I taped Saved from WLVQ Q-FM 96’s “All Night Album Replay” show when it came out and was disappointed, even bored. I’d loved Slow Train Coming, Saved‘s immediate likewise Christian-informed predecessor, but whereas the former album was (at least for Dylan) slick and radio friendly, the latter is rough and rollicking like a Baptist meeting, Hammond organ featuring prominently. An album of “feels” and “grooves”, there just aren’t as many memorable tunes (“In the Garden” excepted) on Saved compared to the prior album.
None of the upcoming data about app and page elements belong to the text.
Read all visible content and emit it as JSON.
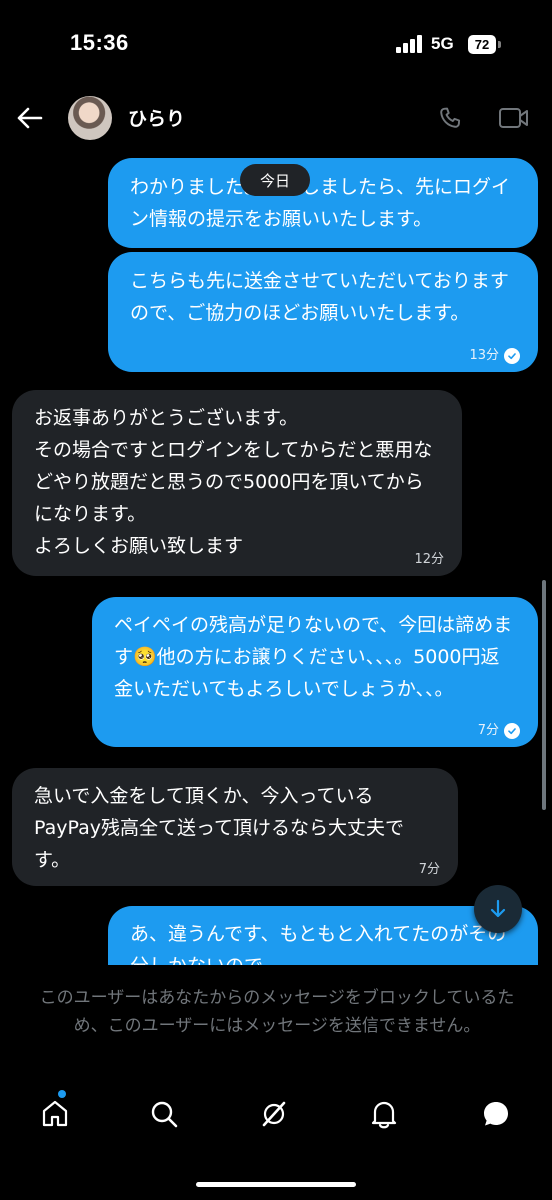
{
  "status_bar": {
    "time": "15:36",
    "network": "5G",
    "battery": "72"
  },
  "header": {
    "contact_name": "ひらり"
  },
  "chat": {
    "date_pill": "今日",
    "messages": [
      {
        "type": "sent",
        "text": "わかりました。そうしましたら、先にログイン情報の提示をお願いいたします。",
        "time": ""
      },
      {
        "type": "sent",
        "text": "こちらも先に送金させていただいておりますので、ご協力のほどお願いいたします。",
        "time": "13分"
      },
      {
        "type": "received",
        "text": "お返事ありがとうございます。\nその場合ですとログインをしてからだと悪用などやり放題だと思うので5000円を頂いてからになります。\nよろしくお願い致します",
        "time": "12分"
      },
      {
        "type": "sent",
        "text": "ペイペイの残高が足りないので、今回は諦めます🥺他の方にお譲りください、、、。5000円返金いただいてもよろしいでしょうか、、。",
        "time": "7分"
      },
      {
        "type": "received",
        "text": "急いで入金をして頂くか、今入っているPayPay残高全て送って頂けるなら大丈夫です。",
        "time": "7分"
      },
      {
        "type": "sent",
        "text": "あ、違うんです、もともと入れてたのがその分しかないので",
        "time": ""
      }
    ]
  },
  "notice": {
    "text": "このユーザーはあなたからのメッセージをブロックしているため、このユーザーにはメッセージを送信できません。"
  },
  "tabbar": {
    "items": [
      "home-icon",
      "search-icon",
      "grok-icon",
      "notifications-icon",
      "messages-icon"
    ]
  },
  "colors": {
    "accent": "#1d9bf0",
    "received_bubble": "#202327",
    "background": "#000000"
  }
}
These days, nevertheless, I find much to admire in Saved, and believe a lot of the criticism levelled at the time and still (that the pervasive proselytising was irksome, that finger-pointing ill-suited a time of radical “Self” elevation, that the heavy-handed messages about Jesus as the “Answer” and the soon-come End of Days overwhelmed Dylan’s muse) simply ignores the ecumenical, mile-wide streak of (self-) righteousness and apocalyptics in the body of gospel music, the medium in which Saved exists. Maybe it’s because I can listen to fundamentalist reggae and OJL’s In The Spirit, never mind the whole of Goodbye Babylon, without flinching that Dylan’s rather full-on take on religious themes feels like another stop on this continuum.
The Lp starts with a casual, warm-up take on Porter Wagoner’s “A Satisfied Mind”. Originally a straight, metronomic waltz, Dylan’s startlingly wayward call-and-response transformation, interjecting uncharacteristic bluesy melismas between each line, sets out the musical stall clearly: This is prayer meeting revival stuff. Musically, if not lyrically, the loose, R&B/Country gospel style, including extensive use of backing singers, recalls Exile On Main Street–perhaps the ultimate rock “feel” album–but where the Stones created in relative isolation a wooly sonic world which invites the listener in, these songs blaze with live force, having been written and performed on the tour promoting Slow Train and quickly recorded immediately after coming off the road. The contrast between the bumpy, raucous road arrangements on Saved and Slow Train‘s meticulous, at times airless, approach couldn’t be greater.
What ultimately characterises Saved is Dylan’s obvious spiritual and vocal commitment (however temporary), which anchors this underrated evangelical Lp like the proverbial solid rock.